Wed 16 May 2018

We are pleased to report that Peter Fane-Saunders, who completed his PhD at the Warburg Institute in 2010, has been awarded the prestigious Phyllis Goodhart Gordan Prize by the Renaissance Society of America for his book Pliny the Elder and the Emergence of Renaissance Architecture, published by Cambridge University Press. Peter thanked the Institute for the support that he received during his study here, stating: "...without the Warburg and SAS, the book would have never achieved such success!"

The Phyllis Goodhart Gordan Prize is presented annually to the author of the best book in Renaissance studies (1300-1700), in recognition of significant accomplishments in the field.

The Naturalis historia by Pliny the Elder provided Renaissance scholars, artists and architects with details of ancient architectural practice and long-lost architectural wonders – material that was often unavailable elsewhere in classical literature.
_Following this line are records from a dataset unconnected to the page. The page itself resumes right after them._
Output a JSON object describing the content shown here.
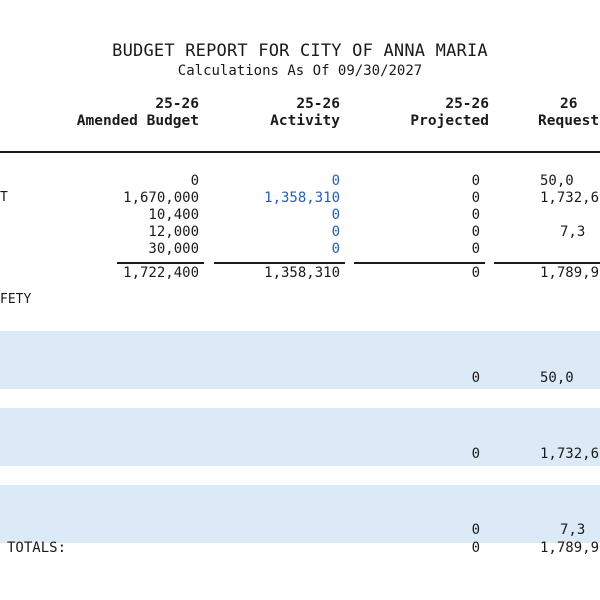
{
  "report": {
    "title": "BUDGET REPORT FOR CITY OF ANNA MARIA",
    "subtitle": "Calculations As Of 09/30/2027"
  },
  "columns": [
    {
      "year": "25-26",
      "label": "Amended Budget"
    },
    {
      "year": "25-26",
      "label": "Activity"
    },
    {
      "year": "25-26",
      "label": "Projected"
    },
    {
      "year": "26",
      "label": "Request"
    }
  ],
  "line_items": [
    {
      "label": "",
      "amended": "0",
      "activity": "0",
      "projected": "0",
      "request": "50,0"
    },
    {
      "label": "T",
      "amended": "1,670,000",
      "activity": "1,358,310",
      "projected": "0",
      "request": "1,732,6"
    },
    {
      "label": "",
      "amended": "10,400",
      "activity": "0",
      "projected": "0",
      "request": ""
    },
    {
      "label": "",
      "amended": "12,000",
      "activity": "0",
      "projected": "0",
      "request": "7,3"
    },
    {
      "label": "",
      "amended": "30,000",
      "activity": "0",
      "projected": "0",
      "request": ""
    }
  ],
  "subtotal": {
    "amended": "1,722,400",
    "activity": "1,358,310",
    "projected": "0",
    "request": "1,789,9"
  },
  "section_label": "FETY",
  "summary_rows": [
    {
      "projected": "0",
      "request": "50,0"
    },
    {
      "projected": "0",
      "request": "1,732,6"
    },
    {
      "projected": "0",
      "request": "7,3"
    }
  ],
  "totals": {
    "label": "TOTALS:",
    "projected": "0",
    "request": "1,789,9"
  }
}
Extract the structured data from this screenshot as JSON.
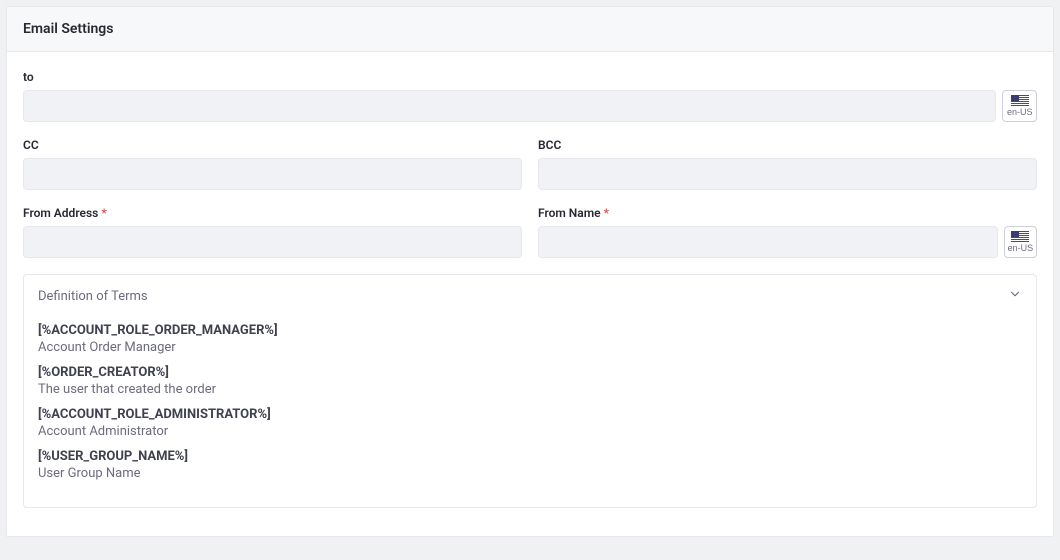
{
  "panel": {
    "title": "Email Settings"
  },
  "fields": {
    "to": {
      "label": "to",
      "value": ""
    },
    "cc": {
      "label": "CC",
      "value": ""
    },
    "bcc": {
      "label": "BCC",
      "value": ""
    },
    "from_address": {
      "label": "From Address",
      "value": ""
    },
    "from_name": {
      "label": "From Name",
      "value": ""
    }
  },
  "locale": {
    "code": "en-US"
  },
  "terms": {
    "title": "Definition of Terms",
    "items": [
      {
        "key": "[%ACCOUNT_ROLE_ORDER_MANAGER%]",
        "desc": "Account Order Manager"
      },
      {
        "key": "[%ORDER_CREATOR%]",
        "desc": "The user that created the order"
      },
      {
        "key": "[%ACCOUNT_ROLE_ADMINISTRATOR%]",
        "desc": "Account Administrator"
      },
      {
        "key": "[%USER_GROUP_NAME%]",
        "desc": "User Group Name"
      }
    ]
  }
}
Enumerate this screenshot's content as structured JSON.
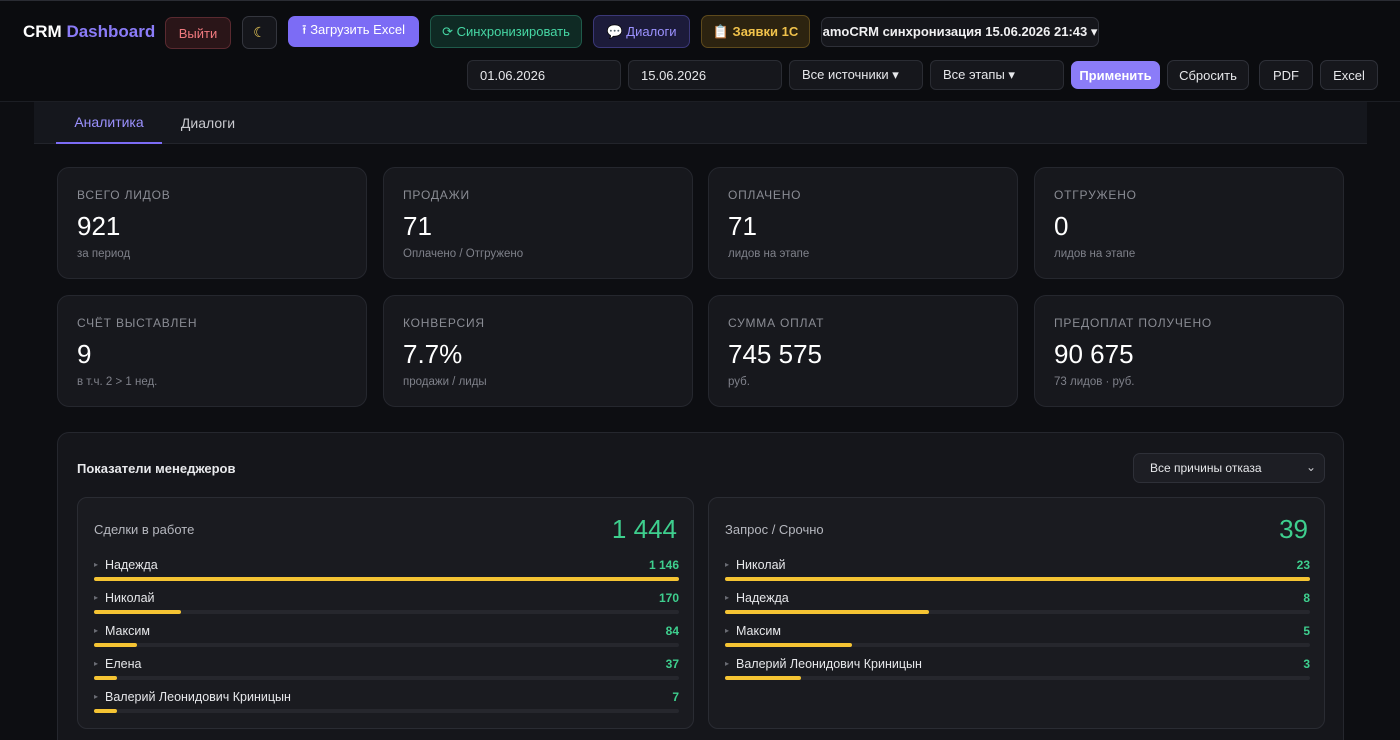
{
  "header": {
    "brand_main": "CRM",
    "brand_accent": "Dashboard",
    "logout_label": "Выйти",
    "theme_icon": "moon-icon",
    "upload_label": "⭱ Загрузить Excel",
    "sync_label": "⟳ Синхронизировать",
    "dialogs_label": "💬 Диалоги",
    "orders_label": "📋 Заявки 1С",
    "sync_info": "amoCRM синхронизация 15.06.2026 21:43 ▾"
  },
  "filters": {
    "date_from": "01.06.2026",
    "date_to": "15.06.2026",
    "source": "Все источники ▾",
    "stage": "Все этапы ▾",
    "apply_label": "Применить",
    "reset_label": "Сбросить",
    "pdf_label": "PDF",
    "excel_label": "Excel"
  },
  "tabs": [
    {
      "label": "Аналитика",
      "active": true
    },
    {
      "label": "Диалоги",
      "active": false
    }
  ],
  "cards": [
    {
      "label": "ВСЕГО ЛИДОВ",
      "value": "921",
      "sub": "за период"
    },
    {
      "label": "ПРОДАЖИ",
      "value": "71",
      "sub": "Оплачено / Отгружено"
    },
    {
      "label": "ОПЛАЧЕНО",
      "value": "71",
      "sub": "лидов на этапе"
    },
    {
      "label": "ОТГРУЖЕНО",
      "value": "0",
      "sub": "лидов на этапе"
    },
    {
      "label": "СЧЁТ ВЫСТАВЛЕН",
      "value": "9",
      "sub": "в т.ч. 2 > 1 нед."
    },
    {
      "label": "КОНВЕРСИЯ",
      "value": "7.7%",
      "sub": "продажи / лиды"
    },
    {
      "label": "СУММА ОПЛАТ",
      "value": "745 575",
      "sub": "руб."
    },
    {
      "label": "ПРЕДОПЛАТ ПОЛУЧЕНО",
      "value": "90 675",
      "sub": "73 лидов · руб."
    }
  ],
  "managers": {
    "title": "Показатели менеджеров",
    "reason_filter": "Все причины отказа",
    "deals": {
      "title": "Сделки в работе",
      "total": "1 444",
      "rows": [
        {
          "name": "Надежда",
          "value": "1 146",
          "share": 1.0
        },
        {
          "name": "Николай",
          "value": "170",
          "share": 0.148
        },
        {
          "name": "Максим",
          "value": "84",
          "share": 0.073
        },
        {
          "name": "Елена",
          "value": "37",
          "share": 0.04
        },
        {
          "name": "Валерий Леонидович Криницын",
          "value": "7",
          "share": 0.04
        }
      ]
    },
    "urgent": {
      "title": "Запрос / Срочно",
      "total": "39",
      "rows": [
        {
          "name": "Николай",
          "value": "23",
          "share": 1.0
        },
        {
          "name": "Надежда",
          "value": "8",
          "share": 0.348
        },
        {
          "name": "Максим",
          "value": "5",
          "share": 0.217
        },
        {
          "name": "Валерий Леонидович Криницын",
          "value": "3",
          "share": 0.13
        }
      ]
    }
  }
}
Pliny's descriptions frequently included the dimensions of these buildings, as well as details of their unusual construction materials and ornament. The book describes, for the first time, how the passages were interpreted from around 1430 to 1580, that is, from Alberti to Palladio. Chapters are arranged chronologically within three interrelated sections – antiquarianism; architectural writings; drawings and built monuments – thereby making it possible for the reader to follow the changing attitudes to Pliny over the period. The resulting study establishes the Naturalis historia as the single most important literary source after Vitruvius's De architectura
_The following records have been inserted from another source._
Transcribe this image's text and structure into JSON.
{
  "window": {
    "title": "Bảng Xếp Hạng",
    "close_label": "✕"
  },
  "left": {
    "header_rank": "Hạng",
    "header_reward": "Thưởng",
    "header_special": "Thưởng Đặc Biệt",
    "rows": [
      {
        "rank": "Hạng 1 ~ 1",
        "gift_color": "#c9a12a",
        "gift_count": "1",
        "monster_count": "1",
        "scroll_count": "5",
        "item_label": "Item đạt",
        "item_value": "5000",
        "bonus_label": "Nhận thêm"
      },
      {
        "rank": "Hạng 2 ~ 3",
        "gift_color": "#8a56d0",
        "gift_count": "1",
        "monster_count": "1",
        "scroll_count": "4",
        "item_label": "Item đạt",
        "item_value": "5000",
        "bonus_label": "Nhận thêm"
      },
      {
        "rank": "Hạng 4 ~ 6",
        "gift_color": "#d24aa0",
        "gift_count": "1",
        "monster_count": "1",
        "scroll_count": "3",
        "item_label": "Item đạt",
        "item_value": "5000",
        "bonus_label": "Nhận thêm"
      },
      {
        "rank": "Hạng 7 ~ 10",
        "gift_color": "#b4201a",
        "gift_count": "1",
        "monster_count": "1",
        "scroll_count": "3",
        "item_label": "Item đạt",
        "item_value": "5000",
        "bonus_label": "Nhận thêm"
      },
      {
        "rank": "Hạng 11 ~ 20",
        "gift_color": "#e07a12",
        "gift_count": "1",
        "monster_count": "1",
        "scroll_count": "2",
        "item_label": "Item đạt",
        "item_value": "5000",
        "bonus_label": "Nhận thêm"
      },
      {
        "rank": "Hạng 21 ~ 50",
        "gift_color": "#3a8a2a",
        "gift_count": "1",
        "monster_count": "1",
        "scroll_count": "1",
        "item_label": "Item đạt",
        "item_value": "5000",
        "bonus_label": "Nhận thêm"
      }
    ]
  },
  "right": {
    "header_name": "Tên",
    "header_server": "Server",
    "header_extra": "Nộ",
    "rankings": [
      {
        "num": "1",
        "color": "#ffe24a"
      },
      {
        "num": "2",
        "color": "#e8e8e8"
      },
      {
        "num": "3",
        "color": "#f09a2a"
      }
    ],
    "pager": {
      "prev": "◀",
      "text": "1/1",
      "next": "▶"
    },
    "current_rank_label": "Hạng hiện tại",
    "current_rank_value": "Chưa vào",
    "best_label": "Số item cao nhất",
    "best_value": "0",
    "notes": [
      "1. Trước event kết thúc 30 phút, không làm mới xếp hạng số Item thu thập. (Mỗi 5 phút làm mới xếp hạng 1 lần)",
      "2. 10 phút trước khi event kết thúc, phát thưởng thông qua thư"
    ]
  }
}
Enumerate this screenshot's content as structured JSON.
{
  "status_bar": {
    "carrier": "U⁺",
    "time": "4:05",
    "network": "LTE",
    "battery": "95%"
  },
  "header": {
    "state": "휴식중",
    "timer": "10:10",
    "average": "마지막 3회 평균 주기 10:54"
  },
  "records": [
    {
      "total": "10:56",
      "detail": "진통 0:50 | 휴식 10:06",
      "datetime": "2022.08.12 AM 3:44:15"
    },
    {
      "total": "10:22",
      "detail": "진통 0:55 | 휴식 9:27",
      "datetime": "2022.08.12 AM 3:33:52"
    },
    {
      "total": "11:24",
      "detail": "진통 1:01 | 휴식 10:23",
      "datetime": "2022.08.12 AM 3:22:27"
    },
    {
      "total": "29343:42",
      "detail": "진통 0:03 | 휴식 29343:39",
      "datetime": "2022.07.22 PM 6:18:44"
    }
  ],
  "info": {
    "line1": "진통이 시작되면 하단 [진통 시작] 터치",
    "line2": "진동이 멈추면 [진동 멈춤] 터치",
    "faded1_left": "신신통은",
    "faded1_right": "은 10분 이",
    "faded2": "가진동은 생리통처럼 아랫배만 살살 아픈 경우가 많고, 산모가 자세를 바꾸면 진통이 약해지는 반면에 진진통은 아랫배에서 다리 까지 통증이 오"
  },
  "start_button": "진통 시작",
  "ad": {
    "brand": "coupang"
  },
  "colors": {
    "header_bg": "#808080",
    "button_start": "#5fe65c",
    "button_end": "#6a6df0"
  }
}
The RSA committee said: ‘Peter Fane-Saunders masters a formidable and important topic with sophistication, erudition, and engaging prose. In offering the first comprehensive analysis of the Italian Renaissance reception of Pliny the Elder's writing on architecture, his book fills a significant gap in our understanding of early modern architecture. It makes a major contribution to our conception of the transmission of ideas from ancient Rome into the European architectural tradition.’